### ABOUT THIS EXERCISE
Your task is to return the data below, word for word.
+++ DATA FOR PROCESSING
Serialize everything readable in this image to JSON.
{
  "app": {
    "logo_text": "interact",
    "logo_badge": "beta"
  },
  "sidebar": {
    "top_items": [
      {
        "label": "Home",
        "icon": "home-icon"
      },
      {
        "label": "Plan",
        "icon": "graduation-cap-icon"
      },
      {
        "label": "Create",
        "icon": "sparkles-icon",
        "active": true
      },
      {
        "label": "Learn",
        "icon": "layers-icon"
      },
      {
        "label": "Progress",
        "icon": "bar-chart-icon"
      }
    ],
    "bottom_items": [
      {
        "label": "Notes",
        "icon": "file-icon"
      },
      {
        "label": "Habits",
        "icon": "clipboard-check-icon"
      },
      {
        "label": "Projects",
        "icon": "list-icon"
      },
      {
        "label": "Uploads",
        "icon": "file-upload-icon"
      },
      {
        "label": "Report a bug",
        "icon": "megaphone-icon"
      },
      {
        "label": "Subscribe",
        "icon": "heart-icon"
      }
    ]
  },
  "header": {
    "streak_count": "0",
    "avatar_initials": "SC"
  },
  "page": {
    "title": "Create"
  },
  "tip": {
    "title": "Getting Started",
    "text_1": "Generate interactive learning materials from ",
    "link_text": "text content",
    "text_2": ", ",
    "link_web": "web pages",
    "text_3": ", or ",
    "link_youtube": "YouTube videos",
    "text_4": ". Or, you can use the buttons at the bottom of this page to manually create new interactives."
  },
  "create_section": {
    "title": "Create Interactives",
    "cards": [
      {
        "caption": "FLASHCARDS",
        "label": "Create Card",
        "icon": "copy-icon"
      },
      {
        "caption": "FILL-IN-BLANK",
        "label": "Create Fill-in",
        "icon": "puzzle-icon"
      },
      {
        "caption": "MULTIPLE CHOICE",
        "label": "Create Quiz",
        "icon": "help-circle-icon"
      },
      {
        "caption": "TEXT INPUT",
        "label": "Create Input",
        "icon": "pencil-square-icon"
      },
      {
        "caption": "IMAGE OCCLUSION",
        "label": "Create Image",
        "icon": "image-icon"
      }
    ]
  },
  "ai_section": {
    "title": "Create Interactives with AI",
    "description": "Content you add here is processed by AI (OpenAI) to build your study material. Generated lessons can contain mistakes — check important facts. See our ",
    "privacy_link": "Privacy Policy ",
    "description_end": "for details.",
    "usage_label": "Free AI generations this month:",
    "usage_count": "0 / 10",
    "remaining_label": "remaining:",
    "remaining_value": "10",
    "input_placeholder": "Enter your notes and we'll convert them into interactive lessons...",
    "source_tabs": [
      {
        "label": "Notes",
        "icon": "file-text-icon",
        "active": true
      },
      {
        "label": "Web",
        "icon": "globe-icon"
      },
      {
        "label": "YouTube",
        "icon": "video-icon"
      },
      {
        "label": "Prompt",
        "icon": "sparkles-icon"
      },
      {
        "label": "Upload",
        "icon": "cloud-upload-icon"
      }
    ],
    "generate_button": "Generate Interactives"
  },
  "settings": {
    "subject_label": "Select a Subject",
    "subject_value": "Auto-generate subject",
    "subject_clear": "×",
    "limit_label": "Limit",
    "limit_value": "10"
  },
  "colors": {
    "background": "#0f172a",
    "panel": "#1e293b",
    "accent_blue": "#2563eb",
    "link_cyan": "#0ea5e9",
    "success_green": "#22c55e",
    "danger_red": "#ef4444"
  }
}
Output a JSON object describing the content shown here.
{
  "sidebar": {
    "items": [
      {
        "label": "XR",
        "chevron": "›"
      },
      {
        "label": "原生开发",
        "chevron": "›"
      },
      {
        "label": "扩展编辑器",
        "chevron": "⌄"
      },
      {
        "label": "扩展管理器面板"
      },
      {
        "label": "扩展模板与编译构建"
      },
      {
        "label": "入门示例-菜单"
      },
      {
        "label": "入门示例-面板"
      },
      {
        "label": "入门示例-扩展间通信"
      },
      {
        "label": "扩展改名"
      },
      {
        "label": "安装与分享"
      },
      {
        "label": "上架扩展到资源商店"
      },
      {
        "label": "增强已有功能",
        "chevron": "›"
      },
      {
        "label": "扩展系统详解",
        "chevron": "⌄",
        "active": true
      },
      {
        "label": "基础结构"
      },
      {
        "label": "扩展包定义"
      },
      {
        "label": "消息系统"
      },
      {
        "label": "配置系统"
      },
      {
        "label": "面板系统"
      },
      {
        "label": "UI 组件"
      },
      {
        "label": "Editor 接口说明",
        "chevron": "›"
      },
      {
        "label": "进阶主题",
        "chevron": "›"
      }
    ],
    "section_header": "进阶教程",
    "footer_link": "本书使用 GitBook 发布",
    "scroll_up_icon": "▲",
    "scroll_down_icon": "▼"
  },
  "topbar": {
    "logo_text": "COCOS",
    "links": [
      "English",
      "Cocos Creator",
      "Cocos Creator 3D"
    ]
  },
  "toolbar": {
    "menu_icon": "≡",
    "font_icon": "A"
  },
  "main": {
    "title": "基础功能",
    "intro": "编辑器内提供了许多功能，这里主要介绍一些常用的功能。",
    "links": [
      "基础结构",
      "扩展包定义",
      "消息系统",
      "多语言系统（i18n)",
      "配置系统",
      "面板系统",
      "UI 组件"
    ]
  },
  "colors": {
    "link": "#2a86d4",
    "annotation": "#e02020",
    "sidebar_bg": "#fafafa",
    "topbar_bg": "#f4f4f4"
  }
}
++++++
### TASK ANSWER
Serialize everything readable in this image to JSON.
{
  "app": {
    "logo_text": "interact",
    "logo_badge": "beta"
  },
  "sidebar": {
    "top_items": [
      {
        "label": "Home",
        "icon": "home-icon"
      },
      {
        "label": "Plan",
        "icon": "graduation-cap-icon"
      },
      {
        "label": "Create",
        "icon": "sparkles-icon",
        "active": true
      },
      {
        "label": "Learn",
        "icon": "layers-icon"
      },
      {
        "label": "Progress",
        "icon": "bar-chart-icon"
      }
    ],
    "bottom_items": [
      {
        "label": "Notes",
        "icon": "file-icon"
      },
      {
        "label": "Habits",
        "icon": "clipboard-check-icon"
      },
      {
        "label": "Projects",
        "icon": "list-icon"
      },
      {
        "label": "Uploads",
        "icon": "file-upload-icon"
      },
      {
        "label": "Report a bug",
        "icon": "megaphone-icon"
      },
      {
        "label": "Subscribe",
        "icon": "heart-icon"
      }
    ]
  },
  "header": {
    "streak_count": "0",
    "avatar_initials": "SC"
  },
  "page": {
    "title": "Create"
  },
  "tip": {
    "title": "Getting Started",
    "text_1": "Generate interactive learning materials from ",
    "link_text": "text content",
    "text_2": ", ",
    "link_web": "web pages",
    "text_3": ", or ",
    "link_youtube": "YouTube videos",
    "text_4": ". Or, you can use the buttons at the bottom of this page to manually create new interactives."
  },
  "create_section": {
    "title": "Create Interactives",
    "cards": [
      {
        "caption": "FLASHCARDS",
        "label": "Create Card",
        "icon": "copy-icon"
      },
      {
        "caption": "FILL-IN-BLANK",
        "label": "Create Fill-in",
        "icon": "puzzle-icon"
      },
      {
        "caption": "MULTIPLE CHOICE",
        "label": "Create Quiz",
        "icon": "help-circle-icon"
      },
      {
        "caption": "TEXT INPUT",
        "label": "Create Input",
        "icon": "pencil-square-icon"
      },
      {
        "caption": "IMAGE OCCLUSION",
        "label": "Create Image",
        "icon": "image-icon"
      }
    ]
  },
  "ai_section": {
    "title": "Create Interactives with AI",
    "description": "Content you add here is processed by AI (OpenAI) to build your study material. Generated lessons can contain mistakes — check important facts. See our ",
    "privacy_link": "Privacy Policy ",
    "description_end": "for details.",
    "usage_label": "Free AI generations this month:",
    "usage_count": "0 / 10",
    "remaining_label": "remaining:",
    "remaining_value": "10",
    "input_placeholder": "Enter your notes and we'll convert them into interactive lessons...",
    "source_tabs": [
      {
        "label": "Notes",
        "icon": "file-text-icon",
        "active": true
      },
      {
        "label": "Web",
        "icon": "globe-icon"
      },
      {
        "label": "YouTube",
        "icon": "video-icon"
      },
      {
        "label": "Prompt",
        "icon": "sparkles-icon"
      },
      {
        "label": "Upload",
        "icon": "cloud-upload-icon"
      }
    ],
    "generate_button": "Generate Interactives"
  },
  "settings": {
    "subject_label": "Select a Subject",
    "subject_value": "Auto-generate subject",
    "subject_clear": "×",
    "limit_label": "Limit",
    "limit_value": "10"
  },
  "colors": {
    "background": "#0f172a",
    "panel": "#1e293b",
    "accent_blue": "#2563eb",
    "link_cyan": "#0ea5e9",
    "success_green": "#22c55e",
    "danger_red": "#ef4444"
  }
}
Output a JSON object describing the content shown here.
{
  "sidebar": {
    "items": [
      {
        "label": "XR",
        "chevron": "›"
      },
      {
        "label": "原生开发",
        "chevron": "›"
      },
      {
        "label": "扩展编辑器",
        "chevron": "⌄"
      },
      {
        "label": "扩展管理器面板"
      },
      {
        "label": "扩展模板与编译构建"
      },
      {
        "label": "入门示例-菜单"
      },
      {
        "label": "入门示例-面板"
      },
      {
        "label": "入门示例-扩展间通信"
      },
      {
        "label": "扩展改名"
      },
      {
        "label": "安装与分享"
      },
      {
        "label": "上架扩展到资源商店"
      },
      {
        "label": "增强已有功能",
        "chevron": "›"
      },
      {
        "label": "扩展系统详解",
        "chevron": "⌄",
        "active": true
      },
      {
        "label": "基础结构"
      },
      {
        "label": "扩展包定义"
      },
      {
        "label": "消息系统"
      },
      {
        "label": "配置系统"
      },
      {
        "label": "面板系统"
      },
      {
        "label": "UI 组件"
      },
      {
        "label": "Editor 接口说明",
        "chevron": "›"
      },
      {
        "label": "进阶主题",
        "chevron": "›"
      }
    ],
    "section_header": "进阶教程",
    "footer_link": "本书使用 GitBook 发布",
    "scroll_up_icon": "▲",
    "scroll_down_icon": "▼"
  },
  "topbar": {
    "logo_text": "COCOS",
    "links": [
      "English",
      "Cocos Creator",
      "Cocos Creator 3D"
    ]
  },
  "toolbar": {
    "menu_icon": "≡",
    "font_icon": "A"
  },
  "main": {
    "title": "基础功能",
    "intro": "编辑器内提供了许多功能，这里主要介绍一些常用的功能。",
    "links": [
      "基础结构",
      "扩展包定义",
      "消息系统",
      "多语言系统（i18n)",
      "配置系统",
      "面板系统",
      "UI 组件"
    ]
  },
  "colors": {
    "link": "#2a86d4",
    "annotation": "#e02020",
    "sidebar_bg": "#fafafa",
    "topbar_bg": "#f4f4f4"
  }
}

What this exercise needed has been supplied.